Donald T. Phillips (Lincoln On Leadership: Executive Strategies for Tough Times)
Warr be-rong orah Where is a better country Governor Arthur Phillip et al Vocabulary of the language of N.S. Wales in the neighbourhood of Sydney, MS 41645, SOAS, University of London
Keith Vincent Smith (Bennelong: The coming in of the Eora Sydney Cove 1788-1792)
Australia Day is the official national day of Australia. Celebrated annually on 26 January, it marks the anniversary of the 1788 arrival of the First Fleet of British ships at Port Jackson, New South Wales, and the raising of the Flag of Great Britain at Sydney Cove by Governor Arthur Phillip.

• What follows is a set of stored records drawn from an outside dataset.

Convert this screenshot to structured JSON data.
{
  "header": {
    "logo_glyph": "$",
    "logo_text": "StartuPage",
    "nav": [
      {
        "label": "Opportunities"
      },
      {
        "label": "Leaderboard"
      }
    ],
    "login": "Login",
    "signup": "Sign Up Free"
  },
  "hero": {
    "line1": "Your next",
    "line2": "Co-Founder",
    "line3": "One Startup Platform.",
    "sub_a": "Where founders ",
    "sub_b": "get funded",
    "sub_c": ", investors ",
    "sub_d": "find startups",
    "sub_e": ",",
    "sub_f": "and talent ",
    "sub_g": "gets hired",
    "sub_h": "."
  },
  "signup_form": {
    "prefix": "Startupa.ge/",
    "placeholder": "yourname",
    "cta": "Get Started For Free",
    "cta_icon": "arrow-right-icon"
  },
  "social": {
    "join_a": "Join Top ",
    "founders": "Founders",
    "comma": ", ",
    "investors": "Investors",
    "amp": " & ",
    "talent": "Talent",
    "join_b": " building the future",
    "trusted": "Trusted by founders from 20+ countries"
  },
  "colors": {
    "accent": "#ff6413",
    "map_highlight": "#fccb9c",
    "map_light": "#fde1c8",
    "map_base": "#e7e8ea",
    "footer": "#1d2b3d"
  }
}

Jim Cramer’s Mad Money is one of the most popular shows on CNBC, a cable TV network that specializes in business and financial news. Cramer, who mostly offers investment advice, is known for his sense of showmanship. But few viewers were prepared for his outburst on August 3, 2007, when he began screaming about what he saw as inadequate action from the Federal Reserve: “Bernanke is being an academic! It is no time to be an academic. . . . He has no idea how bad it is out there. He has no idea! He has no idea! . . . and Bill Poole? Has no idea what it’s like out there! . . . They’re nuts! They know nothing! . . . The Fed is asleep! Bill Poole is a shame! He’s shameful!!” Who are Bernanke and Bill Poole? In the previous chapter we described the role of the Federal Reserve System, the U.S. central bank. At the time of Cramer’s tirade, Ben Bernanke, a former Princeton professor of economics, was the chair of the Fed’s Board of Governors, and William Poole, also a former economics professor, was the president of the Federal Reserve Bank of St. Louis. Both men, because of their positions, are members of the Federal Open Market Committee, which meets eight times a year to set monetary policy. In August 2007, Cramerwas crying outforthe Fed to change monetary policy in order to address what he perceived to be a growing financial crisis. Why was Cramer screaming at the Federal Reserve rather than, say, the U.S. Treasury—or, for that matter, the president? The answer is that the Fed’s control of monetary policy makes it the first line of response to macroeconomic difficulties—very much including the financial crisis that had Cramer so upset. Indeed, within a few weeks the Fed swung into action with a dramatic reversal of its previous policies. In Section 4, we developed the aggregate demand and supply model and introduced the use of fiscal policy to stabilize the economy. In Section 5, we introduced money, banking, and the Federal Reserve System, and began to look at how monetary policy is used to stabilize the economy. In this section, we use the models introduced in Sections 4 and 5 to further develop our understanding of stabilization policies (both fiscal and monetary), including their long-run effects on the economy. In addition, we introduce the Phillips curve—a short-run trade-off between unexpected inflation and unemployment—and investigate the role of expectations in the economy. We end the section with a brief summary of the history of macroeconomic thought and how the modern consensus view of stabilization policy has developed.
Margaret Ray (Krugman's Economics for Ap*)